- [Requirement] Please repeat the data exactly, leaving nothing out.

(App and web page records)
*****

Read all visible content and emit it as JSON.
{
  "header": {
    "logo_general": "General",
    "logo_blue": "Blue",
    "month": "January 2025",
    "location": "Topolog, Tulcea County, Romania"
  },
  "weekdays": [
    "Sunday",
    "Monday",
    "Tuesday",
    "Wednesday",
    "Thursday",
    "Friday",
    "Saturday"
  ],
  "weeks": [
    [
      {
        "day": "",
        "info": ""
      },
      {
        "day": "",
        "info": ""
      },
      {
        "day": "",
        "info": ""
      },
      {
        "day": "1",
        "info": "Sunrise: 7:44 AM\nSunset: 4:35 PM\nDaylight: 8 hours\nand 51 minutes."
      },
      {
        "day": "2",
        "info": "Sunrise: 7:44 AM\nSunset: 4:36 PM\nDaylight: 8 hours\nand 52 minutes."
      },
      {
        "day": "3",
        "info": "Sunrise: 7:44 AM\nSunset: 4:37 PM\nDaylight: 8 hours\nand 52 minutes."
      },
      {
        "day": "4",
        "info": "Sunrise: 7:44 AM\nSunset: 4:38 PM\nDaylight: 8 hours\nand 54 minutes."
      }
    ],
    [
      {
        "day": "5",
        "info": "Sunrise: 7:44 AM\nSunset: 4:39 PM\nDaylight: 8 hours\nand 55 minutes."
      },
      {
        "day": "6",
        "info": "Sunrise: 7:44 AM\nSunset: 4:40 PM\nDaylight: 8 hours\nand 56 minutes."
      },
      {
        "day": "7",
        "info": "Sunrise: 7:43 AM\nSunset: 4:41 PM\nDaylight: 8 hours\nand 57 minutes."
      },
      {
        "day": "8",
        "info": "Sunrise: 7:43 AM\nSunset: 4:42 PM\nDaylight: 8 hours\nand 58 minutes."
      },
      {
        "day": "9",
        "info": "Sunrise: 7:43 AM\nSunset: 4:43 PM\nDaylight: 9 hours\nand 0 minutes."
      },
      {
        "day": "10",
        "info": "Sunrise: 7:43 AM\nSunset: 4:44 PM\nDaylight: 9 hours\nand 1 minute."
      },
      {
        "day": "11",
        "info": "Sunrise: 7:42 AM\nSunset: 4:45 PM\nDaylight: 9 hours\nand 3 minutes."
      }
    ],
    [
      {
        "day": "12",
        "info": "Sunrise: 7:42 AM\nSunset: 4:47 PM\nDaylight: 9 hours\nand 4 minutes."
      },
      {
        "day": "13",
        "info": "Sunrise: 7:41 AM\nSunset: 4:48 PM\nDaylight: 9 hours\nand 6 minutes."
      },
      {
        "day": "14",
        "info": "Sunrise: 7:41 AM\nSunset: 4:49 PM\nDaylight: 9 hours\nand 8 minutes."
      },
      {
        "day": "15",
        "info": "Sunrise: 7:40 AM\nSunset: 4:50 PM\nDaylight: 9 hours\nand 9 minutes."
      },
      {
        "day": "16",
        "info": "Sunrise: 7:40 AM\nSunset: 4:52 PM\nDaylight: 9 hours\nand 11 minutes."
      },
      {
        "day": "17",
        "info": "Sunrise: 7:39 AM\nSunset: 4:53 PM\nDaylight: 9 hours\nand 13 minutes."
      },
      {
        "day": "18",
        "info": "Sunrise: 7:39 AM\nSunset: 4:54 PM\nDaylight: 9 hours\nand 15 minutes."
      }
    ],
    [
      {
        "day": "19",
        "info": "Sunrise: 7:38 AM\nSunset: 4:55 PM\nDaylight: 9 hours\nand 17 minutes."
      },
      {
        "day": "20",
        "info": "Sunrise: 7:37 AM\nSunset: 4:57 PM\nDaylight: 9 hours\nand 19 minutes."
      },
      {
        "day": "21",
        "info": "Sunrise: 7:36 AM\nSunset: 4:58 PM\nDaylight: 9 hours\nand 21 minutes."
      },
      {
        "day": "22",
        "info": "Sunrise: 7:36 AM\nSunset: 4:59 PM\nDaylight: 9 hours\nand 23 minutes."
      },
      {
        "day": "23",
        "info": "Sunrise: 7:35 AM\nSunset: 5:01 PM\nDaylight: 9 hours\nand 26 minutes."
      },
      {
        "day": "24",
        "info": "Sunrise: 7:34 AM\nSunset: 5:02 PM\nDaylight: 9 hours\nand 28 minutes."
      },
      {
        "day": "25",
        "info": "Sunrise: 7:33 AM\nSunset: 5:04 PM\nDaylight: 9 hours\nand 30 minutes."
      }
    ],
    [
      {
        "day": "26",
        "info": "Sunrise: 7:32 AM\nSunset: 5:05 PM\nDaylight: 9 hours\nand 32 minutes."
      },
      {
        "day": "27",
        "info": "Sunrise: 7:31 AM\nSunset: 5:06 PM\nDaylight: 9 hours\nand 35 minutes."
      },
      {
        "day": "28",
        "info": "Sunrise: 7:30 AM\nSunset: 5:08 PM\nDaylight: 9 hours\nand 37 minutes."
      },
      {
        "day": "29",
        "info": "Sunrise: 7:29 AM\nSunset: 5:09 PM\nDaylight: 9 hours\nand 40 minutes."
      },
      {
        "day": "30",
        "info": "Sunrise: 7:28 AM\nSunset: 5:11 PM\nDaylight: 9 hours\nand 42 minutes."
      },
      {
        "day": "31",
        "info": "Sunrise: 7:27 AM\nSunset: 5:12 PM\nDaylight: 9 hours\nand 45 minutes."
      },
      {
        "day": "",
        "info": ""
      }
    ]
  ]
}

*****

- [Expected answer]
Read all visible content and emit it as JSON.
{
  "header": {
    "logo_general": "General",
    "logo_blue": "Blue",
    "month": "January 2025",
    "location": "Topolog, Tulcea County, Romania"
  },
  "weekdays": [
    "Sunday",
    "Monday",
    "Tuesday",
    "Wednesday",
    "Thursday",
    "Friday",
    "Saturday"
  ],
  "weeks": [
    [
      {
        "day": "",
        "info": ""
      },
      {
        "day": "",
        "info": ""
      },
      {
        "day": "",
        "info": ""
      },
      {
        "day": "1",
        "info": "Sunrise: 7:44 AM\nSunset: 4:35 PM\nDaylight: 8 hours\nand 51 minutes."
      },
      {
        "day": "2",
        "info": "Sunrise: 7:44 AM\nSunset: 4:36 PM\nDaylight: 8 hours\nand 52 minutes."
      },
      {
        "day": "3",
        "info": "Sunrise: 7:44 AM\nSunset: 4:37 PM\nDaylight: 8 hours\nand 52 minutes."
      },
      {
        "day": "4",
        "info": "Sunrise: 7:44 AM\nSunset: 4:38 PM\nDaylight: 8 hours\nand 54 minutes."
      }
    ],
    [
      {
        "day": "5",
        "info": "Sunrise: 7:44 AM\nSunset: 4:39 PM\nDaylight: 8 hours\nand 55 minutes."
      },
      {
        "day": "6",
        "info": "Sunrise: 7:44 AM\nSunset: 4:40 PM\nDaylight: 8 hours\nand 56 minutes."
      },
      {
        "day": "7",
        "info": "Sunrise: 7:43 AM\nSunset: 4:41 PM\nDaylight: 8 hours\nand 57 minutes."
      },
      {
        "day": "8",
        "info": "Sunrise: 7:43 AM\nSunset: 4:42 PM\nDaylight: 8 hours\nand 58 minutes."
      },
      {
        "day": "9",
        "info": "Sunrise: 7:43 AM\nSunset: 4:43 PM\nDaylight: 9 hours\nand 0 minutes."
      },
      {
        "day": "10",
        "info": "Sunrise: 7:43 AM\nSunset: 4:44 PM\nDaylight: 9 hours\nand 1 minute."
      },
      {
        "day": "11",
        "info": "Sunrise: 7:42 AM\nSunset: 4:45 PM\nDaylight: 9 hours\nand 3 minutes."
      }
    ],
    [
      {
        "day": "12",
        "info": "Sunrise: 7:42 AM\nSunset: 4:47 PM\nDaylight: 9 hours\nand 4 minutes."
      },
      {
        "day": "13",
        "info": "Sunrise: 7:41 AM\nSunset: 4:48 PM\nDaylight: 9 hours\nand 6 minutes."
      },
      {
        "day": "14",
        "info": "Sunrise: 7:41 AM\nSunset: 4:49 PM\nDaylight: 9 hours\nand 8 minutes."
      },
      {
        "day": "15",
        "info": "Sunrise: 7:40 AM\nSunset: 4:50 PM\nDaylight: 9 hours\nand 9 minutes."
      },
      {
        "day": "16",
        "info": "Sunrise: 7:40 AM\nSunset: 4:52 PM\nDaylight: 9 hours\nand 11 minutes."
      },
      {
        "day": "17",
        "info": "Sunrise: 7:39 AM\nSunset: 4:53 PM\nDaylight: 9 hours\nand 13 minutes."
      },
      {
        "day": "18",
        "info": "Sunrise: 7:39 AM\nSunset: 4:54 PM\nDaylight: 9 hours\nand 15 minutes."
      }
    ],
    [
      {
        "day": "19",
        "info": "Sunrise: 7:38 AM\nSunset: 4:55 PM\nDaylight: 9 hours\nand 17 minutes."
      },
      {
        "day": "20",
        "info": "Sunrise: 7:37 AM\nSunset: 4:57 PM\nDaylight: 9 hours\nand 19 minutes."
      },
      {
        "day": "21",
        "info": "Sunrise: 7:36 AM\nSunset: 4:58 PM\nDaylight: 9 hours\nand 21 minutes."
      },
      {
        "day": "22",
        "info": "Sunrise: 7:36 AM\nSunset: 4:59 PM\nDaylight: 9 hours\nand 23 minutes."
      },
      {
        "day": "23",
        "info": "Sunrise: 7:35 AM\nSunset: 5:01 PM\nDaylight: 9 hours\nand 26 minutes."
      },
      {
        "day": "24",
        "info": "Sunrise: 7:34 AM\nSunset: 5:02 PM\nDaylight: 9 hours\nand 28 minutes."
      },
      {
        "day": "25",
        "info": "Sunrise: 7:33 AM\nSunset: 5:04 PM\nDaylight: 9 hours\nand 30 minutes."
      }
    ],
    [
      {
        "day": "26",
        "info": "Sunrise: 7:32 AM\nSunset: 5:05 PM\nDaylight: 9 hours\nand 32 minutes."
      },
      {
        "day": "27",
        "info": "Sunrise: 7:31 AM\nSunset: 5:06 PM\nDaylight: 9 hours\nand 35 minutes."
      },
      {
        "day": "28",
        "info": "Sunrise: 7:30 AM\nSunset: 5:08 PM\nDaylight: 9 hours\nand 37 minutes."
      },
      {
        "day": "29",
        "info": "Sunrise: 7:29 AM\nSunset: 5:09 PM\nDaylight: 9 hours\nand 40 minutes."
      },
      {
        "day": "30",
        "info": "Sunrise: 7:28 AM\nSunset: 5:11 PM\nDaylight: 9 hours\nand 42 minutes."
      },
      {
        "day": "31",
        "info": "Sunrise: 7:27 AM\nSunset: 5:12 PM\nDaylight: 9 hours\nand 45 minutes."
      },
      {
        "day": "",
        "info": ""
      }
    ]
  ]
}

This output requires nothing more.